▸ EXERCISE GOAL: Report only the number of lines in the records that contain the word "image".

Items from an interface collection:
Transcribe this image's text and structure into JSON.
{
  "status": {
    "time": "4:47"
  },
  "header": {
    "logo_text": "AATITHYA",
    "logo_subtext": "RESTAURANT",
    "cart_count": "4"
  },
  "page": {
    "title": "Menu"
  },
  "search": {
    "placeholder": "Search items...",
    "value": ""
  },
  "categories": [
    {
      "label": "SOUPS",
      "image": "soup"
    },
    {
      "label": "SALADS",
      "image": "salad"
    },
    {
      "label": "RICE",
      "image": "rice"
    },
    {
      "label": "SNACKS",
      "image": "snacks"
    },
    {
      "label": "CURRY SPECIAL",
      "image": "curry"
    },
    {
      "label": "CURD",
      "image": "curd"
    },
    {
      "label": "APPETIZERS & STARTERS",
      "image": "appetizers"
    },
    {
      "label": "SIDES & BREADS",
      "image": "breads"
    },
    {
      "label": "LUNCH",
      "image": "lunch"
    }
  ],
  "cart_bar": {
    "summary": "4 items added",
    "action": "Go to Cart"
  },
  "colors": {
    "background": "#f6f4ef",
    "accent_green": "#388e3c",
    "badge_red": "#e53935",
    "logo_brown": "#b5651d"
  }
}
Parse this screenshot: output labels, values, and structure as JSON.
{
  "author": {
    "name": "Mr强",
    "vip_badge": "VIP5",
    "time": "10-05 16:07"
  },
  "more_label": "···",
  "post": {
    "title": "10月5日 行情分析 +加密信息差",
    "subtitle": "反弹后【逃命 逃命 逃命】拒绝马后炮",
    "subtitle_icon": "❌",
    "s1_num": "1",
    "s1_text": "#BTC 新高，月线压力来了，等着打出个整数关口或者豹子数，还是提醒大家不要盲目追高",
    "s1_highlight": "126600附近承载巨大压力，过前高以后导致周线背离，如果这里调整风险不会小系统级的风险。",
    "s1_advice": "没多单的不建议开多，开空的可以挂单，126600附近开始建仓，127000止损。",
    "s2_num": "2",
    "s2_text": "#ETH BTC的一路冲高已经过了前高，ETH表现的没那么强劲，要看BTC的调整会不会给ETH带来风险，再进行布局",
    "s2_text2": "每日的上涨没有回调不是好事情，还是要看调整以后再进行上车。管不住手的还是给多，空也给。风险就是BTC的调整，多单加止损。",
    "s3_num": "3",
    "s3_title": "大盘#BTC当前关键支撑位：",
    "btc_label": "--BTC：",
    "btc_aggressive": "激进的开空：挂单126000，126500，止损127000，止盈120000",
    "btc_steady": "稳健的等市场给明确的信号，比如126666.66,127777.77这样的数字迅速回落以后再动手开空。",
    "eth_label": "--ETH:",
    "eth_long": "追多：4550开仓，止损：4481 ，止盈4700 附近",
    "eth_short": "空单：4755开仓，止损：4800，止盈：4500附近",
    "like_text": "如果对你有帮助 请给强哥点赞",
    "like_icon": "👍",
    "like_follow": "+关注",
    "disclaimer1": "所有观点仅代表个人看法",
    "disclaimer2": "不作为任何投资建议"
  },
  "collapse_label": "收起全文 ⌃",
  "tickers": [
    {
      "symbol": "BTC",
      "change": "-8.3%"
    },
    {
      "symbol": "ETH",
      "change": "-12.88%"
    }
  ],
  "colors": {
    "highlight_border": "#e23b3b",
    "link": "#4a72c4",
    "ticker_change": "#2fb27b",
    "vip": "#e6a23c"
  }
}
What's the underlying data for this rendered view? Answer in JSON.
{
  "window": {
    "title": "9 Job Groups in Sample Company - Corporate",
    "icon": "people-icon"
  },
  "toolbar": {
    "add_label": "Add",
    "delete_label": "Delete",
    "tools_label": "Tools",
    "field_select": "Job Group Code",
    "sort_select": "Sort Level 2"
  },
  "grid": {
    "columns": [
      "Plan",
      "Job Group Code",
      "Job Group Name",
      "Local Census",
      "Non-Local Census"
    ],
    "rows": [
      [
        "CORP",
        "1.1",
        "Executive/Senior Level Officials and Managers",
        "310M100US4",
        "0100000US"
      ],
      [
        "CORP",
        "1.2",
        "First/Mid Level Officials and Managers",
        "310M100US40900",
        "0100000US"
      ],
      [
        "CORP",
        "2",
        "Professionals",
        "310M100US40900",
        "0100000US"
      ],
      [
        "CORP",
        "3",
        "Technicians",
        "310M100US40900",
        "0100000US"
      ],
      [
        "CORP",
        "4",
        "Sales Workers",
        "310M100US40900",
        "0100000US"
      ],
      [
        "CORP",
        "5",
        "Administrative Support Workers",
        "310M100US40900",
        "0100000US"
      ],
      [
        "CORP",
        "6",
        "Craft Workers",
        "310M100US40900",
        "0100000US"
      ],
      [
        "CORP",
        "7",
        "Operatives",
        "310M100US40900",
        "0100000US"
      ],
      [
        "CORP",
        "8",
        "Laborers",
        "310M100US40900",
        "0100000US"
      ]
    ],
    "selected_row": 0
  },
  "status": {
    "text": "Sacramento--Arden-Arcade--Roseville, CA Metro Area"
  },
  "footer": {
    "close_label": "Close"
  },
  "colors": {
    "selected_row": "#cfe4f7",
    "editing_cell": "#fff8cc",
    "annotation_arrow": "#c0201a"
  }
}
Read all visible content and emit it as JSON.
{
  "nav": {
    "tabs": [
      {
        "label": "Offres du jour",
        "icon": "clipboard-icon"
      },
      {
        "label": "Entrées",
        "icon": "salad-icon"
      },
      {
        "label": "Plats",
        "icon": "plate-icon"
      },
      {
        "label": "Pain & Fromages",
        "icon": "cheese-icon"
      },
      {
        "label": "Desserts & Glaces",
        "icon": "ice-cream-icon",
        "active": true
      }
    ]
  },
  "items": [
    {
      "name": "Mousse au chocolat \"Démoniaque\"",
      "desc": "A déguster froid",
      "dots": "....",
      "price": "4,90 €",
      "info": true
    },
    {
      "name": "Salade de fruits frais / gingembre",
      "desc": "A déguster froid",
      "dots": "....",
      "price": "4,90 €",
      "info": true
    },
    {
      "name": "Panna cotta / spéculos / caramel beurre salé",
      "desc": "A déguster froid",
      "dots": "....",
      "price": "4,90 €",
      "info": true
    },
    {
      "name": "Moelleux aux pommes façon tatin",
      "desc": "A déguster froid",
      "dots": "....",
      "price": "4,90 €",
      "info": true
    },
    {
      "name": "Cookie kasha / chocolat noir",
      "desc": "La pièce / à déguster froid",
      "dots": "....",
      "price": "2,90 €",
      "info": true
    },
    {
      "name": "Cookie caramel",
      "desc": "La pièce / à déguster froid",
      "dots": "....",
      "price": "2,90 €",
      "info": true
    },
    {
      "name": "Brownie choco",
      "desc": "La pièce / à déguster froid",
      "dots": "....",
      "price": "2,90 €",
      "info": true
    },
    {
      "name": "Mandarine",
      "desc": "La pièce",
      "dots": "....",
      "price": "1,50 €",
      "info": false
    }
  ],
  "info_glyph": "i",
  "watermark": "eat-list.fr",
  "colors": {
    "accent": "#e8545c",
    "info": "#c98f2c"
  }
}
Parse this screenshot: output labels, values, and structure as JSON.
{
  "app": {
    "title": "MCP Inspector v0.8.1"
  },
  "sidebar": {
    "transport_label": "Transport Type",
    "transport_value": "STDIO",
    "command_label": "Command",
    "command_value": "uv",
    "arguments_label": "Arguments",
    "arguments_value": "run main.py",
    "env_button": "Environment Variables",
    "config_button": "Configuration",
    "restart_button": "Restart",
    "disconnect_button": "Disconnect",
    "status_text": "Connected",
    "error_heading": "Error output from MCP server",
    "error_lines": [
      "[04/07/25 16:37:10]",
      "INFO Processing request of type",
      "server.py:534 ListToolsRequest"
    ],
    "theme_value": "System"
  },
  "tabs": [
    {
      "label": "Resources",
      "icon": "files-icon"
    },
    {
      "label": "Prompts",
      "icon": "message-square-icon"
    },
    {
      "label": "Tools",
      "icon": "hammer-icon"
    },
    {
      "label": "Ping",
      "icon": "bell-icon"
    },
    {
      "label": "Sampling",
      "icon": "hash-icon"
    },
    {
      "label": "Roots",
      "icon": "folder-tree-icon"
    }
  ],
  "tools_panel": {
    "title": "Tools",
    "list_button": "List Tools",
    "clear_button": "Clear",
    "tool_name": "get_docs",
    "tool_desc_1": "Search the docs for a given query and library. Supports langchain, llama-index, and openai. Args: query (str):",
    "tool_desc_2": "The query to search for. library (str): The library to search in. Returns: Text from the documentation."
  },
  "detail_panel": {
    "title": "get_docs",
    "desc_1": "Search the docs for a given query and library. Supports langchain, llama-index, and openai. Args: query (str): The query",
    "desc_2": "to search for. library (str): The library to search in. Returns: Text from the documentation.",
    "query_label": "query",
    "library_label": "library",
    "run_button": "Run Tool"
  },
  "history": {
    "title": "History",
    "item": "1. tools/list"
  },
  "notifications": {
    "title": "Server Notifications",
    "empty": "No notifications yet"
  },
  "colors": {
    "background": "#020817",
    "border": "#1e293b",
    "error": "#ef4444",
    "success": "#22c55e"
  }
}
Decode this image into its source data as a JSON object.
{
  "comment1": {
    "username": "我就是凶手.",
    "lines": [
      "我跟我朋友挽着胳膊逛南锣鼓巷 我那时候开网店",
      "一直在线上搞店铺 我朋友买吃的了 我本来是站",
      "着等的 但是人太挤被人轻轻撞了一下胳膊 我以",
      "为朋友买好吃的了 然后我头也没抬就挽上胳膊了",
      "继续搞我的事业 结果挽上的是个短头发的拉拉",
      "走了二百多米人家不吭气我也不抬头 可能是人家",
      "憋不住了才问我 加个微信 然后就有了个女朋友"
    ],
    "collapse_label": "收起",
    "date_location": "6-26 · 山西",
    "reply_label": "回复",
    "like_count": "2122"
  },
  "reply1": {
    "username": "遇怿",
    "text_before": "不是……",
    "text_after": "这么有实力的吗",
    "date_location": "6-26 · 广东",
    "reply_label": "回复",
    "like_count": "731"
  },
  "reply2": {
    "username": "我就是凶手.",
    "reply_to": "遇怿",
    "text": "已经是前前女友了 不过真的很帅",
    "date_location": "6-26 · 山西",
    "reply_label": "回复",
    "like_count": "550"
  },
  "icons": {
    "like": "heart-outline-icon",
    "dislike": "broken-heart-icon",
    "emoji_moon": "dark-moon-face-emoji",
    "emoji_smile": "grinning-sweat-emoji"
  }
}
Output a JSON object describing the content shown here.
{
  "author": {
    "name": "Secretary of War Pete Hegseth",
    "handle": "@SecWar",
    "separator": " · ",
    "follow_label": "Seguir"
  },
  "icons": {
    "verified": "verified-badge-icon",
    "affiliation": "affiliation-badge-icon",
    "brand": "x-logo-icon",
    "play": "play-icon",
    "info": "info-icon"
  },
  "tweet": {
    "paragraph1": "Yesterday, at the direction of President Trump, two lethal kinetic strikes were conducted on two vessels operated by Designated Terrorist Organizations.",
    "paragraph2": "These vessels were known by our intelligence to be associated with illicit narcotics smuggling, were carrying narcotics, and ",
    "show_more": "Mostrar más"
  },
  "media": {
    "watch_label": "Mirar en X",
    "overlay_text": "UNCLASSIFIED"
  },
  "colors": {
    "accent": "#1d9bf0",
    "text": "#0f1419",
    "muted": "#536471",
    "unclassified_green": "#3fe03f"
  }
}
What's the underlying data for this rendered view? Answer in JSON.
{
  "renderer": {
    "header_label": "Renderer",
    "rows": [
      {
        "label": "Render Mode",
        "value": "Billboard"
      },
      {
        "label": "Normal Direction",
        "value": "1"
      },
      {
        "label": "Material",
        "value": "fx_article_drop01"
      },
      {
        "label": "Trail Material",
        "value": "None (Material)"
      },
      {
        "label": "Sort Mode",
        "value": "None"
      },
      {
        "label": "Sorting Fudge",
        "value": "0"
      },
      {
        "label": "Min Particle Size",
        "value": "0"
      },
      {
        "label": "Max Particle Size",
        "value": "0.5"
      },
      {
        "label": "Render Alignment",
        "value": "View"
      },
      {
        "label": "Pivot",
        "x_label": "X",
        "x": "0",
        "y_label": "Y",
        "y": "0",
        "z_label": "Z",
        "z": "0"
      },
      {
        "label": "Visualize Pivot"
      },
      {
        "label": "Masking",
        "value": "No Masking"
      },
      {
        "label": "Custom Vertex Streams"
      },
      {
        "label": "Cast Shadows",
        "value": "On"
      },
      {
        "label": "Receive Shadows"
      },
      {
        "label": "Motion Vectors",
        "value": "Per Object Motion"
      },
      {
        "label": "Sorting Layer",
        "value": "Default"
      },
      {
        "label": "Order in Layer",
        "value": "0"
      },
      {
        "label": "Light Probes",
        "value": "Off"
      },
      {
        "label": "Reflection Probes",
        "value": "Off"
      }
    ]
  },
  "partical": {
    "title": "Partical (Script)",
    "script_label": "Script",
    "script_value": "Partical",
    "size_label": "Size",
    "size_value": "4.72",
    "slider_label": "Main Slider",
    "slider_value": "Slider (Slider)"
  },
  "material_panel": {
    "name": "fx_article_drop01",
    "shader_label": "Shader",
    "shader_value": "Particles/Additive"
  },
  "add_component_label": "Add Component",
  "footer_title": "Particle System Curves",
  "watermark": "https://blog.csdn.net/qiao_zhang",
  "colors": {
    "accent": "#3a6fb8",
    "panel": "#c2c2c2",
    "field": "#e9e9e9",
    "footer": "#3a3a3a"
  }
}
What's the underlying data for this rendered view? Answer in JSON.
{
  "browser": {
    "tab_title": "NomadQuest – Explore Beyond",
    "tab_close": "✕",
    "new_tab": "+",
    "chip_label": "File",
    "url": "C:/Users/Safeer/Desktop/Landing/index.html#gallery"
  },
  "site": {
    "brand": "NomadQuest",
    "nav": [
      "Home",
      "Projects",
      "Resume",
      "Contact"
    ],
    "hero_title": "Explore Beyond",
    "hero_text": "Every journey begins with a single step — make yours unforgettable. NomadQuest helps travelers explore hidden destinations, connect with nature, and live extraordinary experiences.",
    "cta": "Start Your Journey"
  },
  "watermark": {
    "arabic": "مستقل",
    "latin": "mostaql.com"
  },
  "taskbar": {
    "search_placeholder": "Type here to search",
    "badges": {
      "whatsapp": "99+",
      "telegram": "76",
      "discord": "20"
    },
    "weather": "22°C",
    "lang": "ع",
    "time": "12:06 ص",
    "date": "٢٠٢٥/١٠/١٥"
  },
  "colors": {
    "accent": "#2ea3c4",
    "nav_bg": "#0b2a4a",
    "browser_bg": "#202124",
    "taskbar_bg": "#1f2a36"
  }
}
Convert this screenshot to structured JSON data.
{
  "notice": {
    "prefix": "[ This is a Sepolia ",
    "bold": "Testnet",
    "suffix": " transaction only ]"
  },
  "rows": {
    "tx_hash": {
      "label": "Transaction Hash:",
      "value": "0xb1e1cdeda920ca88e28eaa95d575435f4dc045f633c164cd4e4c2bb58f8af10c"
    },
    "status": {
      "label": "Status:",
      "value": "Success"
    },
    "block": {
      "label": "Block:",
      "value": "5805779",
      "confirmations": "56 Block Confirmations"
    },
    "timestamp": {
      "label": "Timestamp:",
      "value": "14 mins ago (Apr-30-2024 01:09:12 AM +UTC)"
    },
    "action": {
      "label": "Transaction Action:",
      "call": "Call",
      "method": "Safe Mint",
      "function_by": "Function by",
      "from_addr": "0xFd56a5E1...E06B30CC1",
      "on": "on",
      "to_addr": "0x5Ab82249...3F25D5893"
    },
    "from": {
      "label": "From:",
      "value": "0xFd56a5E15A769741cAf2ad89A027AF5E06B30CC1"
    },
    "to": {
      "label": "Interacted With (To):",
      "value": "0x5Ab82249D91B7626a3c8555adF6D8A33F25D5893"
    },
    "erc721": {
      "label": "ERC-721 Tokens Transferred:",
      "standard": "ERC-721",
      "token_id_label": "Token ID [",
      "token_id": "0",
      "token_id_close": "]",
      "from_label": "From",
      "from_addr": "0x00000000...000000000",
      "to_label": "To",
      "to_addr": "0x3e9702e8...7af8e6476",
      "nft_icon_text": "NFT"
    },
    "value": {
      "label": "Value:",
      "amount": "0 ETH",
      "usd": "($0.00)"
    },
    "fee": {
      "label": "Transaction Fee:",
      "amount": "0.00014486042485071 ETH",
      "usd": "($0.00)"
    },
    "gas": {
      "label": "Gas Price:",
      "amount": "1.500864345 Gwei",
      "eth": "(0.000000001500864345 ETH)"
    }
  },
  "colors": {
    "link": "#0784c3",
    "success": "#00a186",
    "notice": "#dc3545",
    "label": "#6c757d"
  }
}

▸ EXERCISE SOLUTION: 11